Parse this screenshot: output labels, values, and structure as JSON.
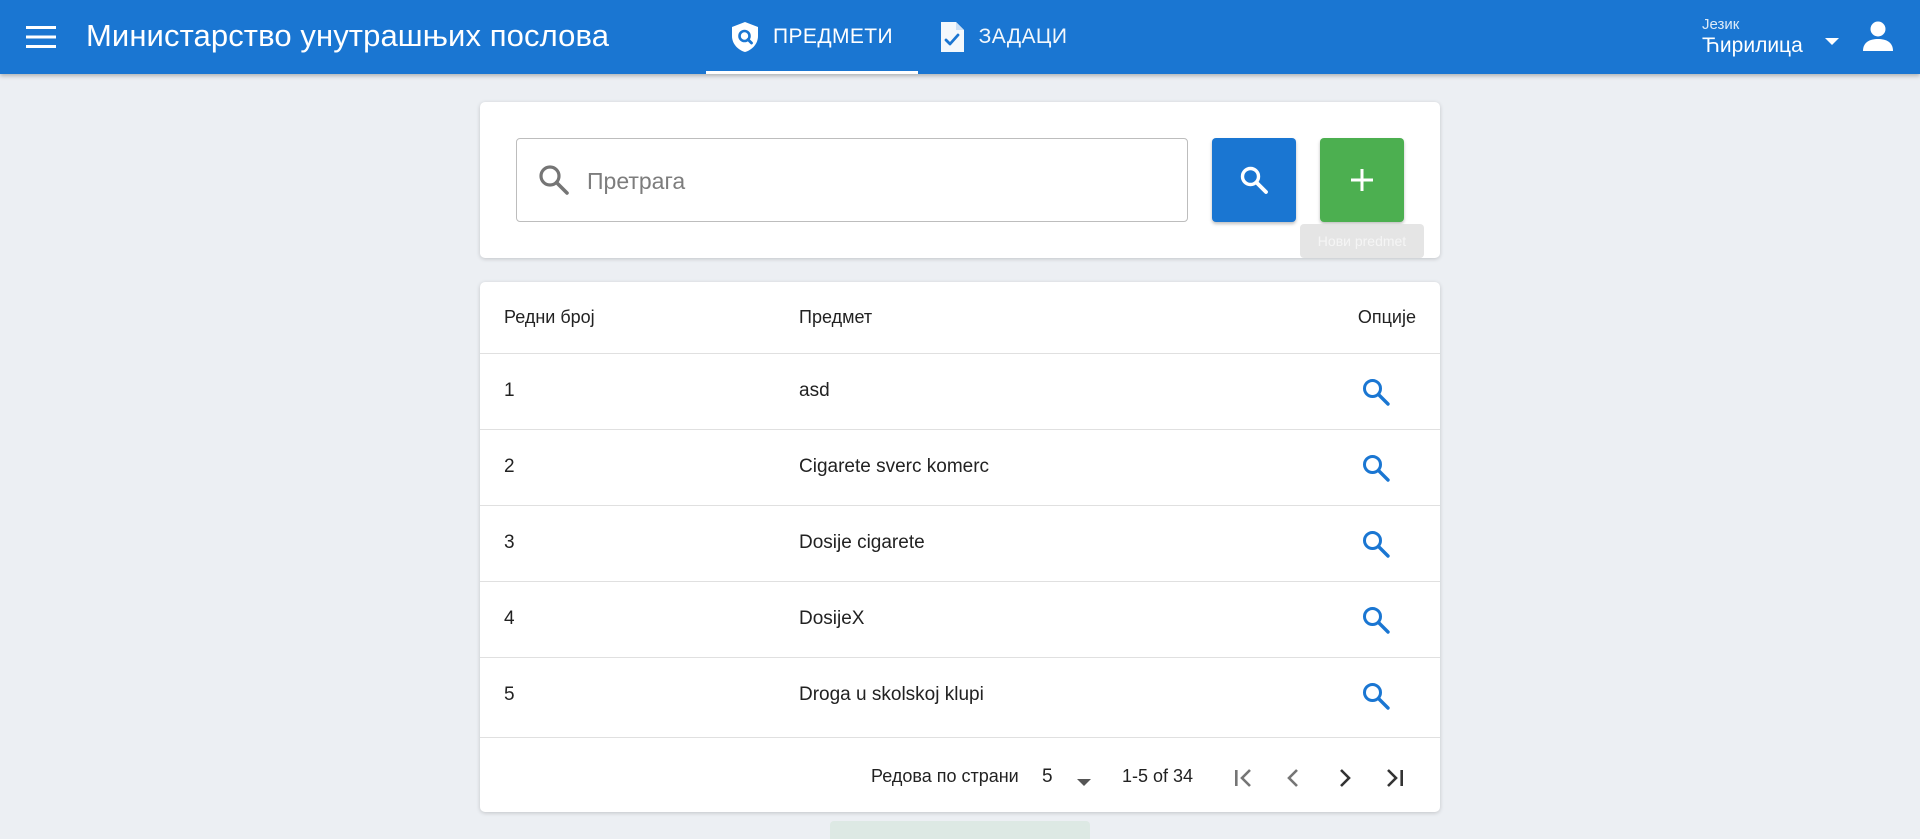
{
  "appbar": {
    "title": "Министарство унутрашњих послова",
    "tabs": [
      {
        "label": "ПРЕДМЕТИ",
        "icon": "shield-search-icon",
        "active": true
      },
      {
        "label": "ЗАДАЦИ",
        "icon": "task-file-icon",
        "active": false
      }
    ],
    "language": {
      "caption": "Језик",
      "value": "Ћирилица"
    }
  },
  "search": {
    "placeholder": "Претрага",
    "value": "",
    "add_tooltip": "Нови predmet"
  },
  "table": {
    "headers": {
      "number": "Редни број",
      "subject": "Предмет",
      "options": "Опције"
    },
    "rows": [
      {
        "number": "1",
        "subject": "asd"
      },
      {
        "number": "2",
        "subject": "Cigarete sverc komerc"
      },
      {
        "number": "3",
        "subject": "Dosije cigarete"
      },
      {
        "number": "4",
        "subject": "DosijeX"
      },
      {
        "number": "5",
        "subject": "Droga u skolskoj klupi"
      }
    ],
    "pagination": {
      "rows_per_page_label": "Редова по страни",
      "rows_per_page": "5",
      "range": "1-5 of 34"
    }
  },
  "colors": {
    "primary": "#1a76d2",
    "add": "#4caf50",
    "background": "#eceff3"
  }
}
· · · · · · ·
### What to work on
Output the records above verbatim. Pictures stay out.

### Result
Parse this screenshot: output labels, values, and structure as JSON.
{
  "appbar": {
    "title": "Министарство унутрашњих послова",
    "tabs": [
      {
        "label": "ПРЕДМЕТИ",
        "icon": "shield-search-icon",
        "active": true
      },
      {
        "label": "ЗАДАЦИ",
        "icon": "task-file-icon",
        "active": false
      }
    ],
    "language": {
      "caption": "Језик",
      "value": "Ћирилица"
    }
  },
  "search": {
    "placeholder": "Претрага",
    "value": "",
    "add_tooltip": "Нови predmet"
  },
  "table": {
    "headers": {
      "number": "Редни број",
      "subject": "Предмет",
      "options": "Опције"
    },
    "rows": [
      {
        "number": "1",
        "subject": "asd"
      },
      {
        "number": "2",
        "subject": "Cigarete sverc komerc"
      },
      {
        "number": "3",
        "subject": "Dosije cigarete"
      },
      {
        "number": "4",
        "subject": "DosijeX"
      },
      {
        "number": "5",
        "subject": "Droga u skolskoj klupi"
      }
    ],
    "pagination": {
      "rows_per_page_label": "Редова по страни",
      "rows_per_page": "5",
      "range": "1-5 of 34"
    }
  },
  "colors": {
    "primary": "#1a76d2",
    "add": "#4caf50",
    "background": "#eceff3"
  }
}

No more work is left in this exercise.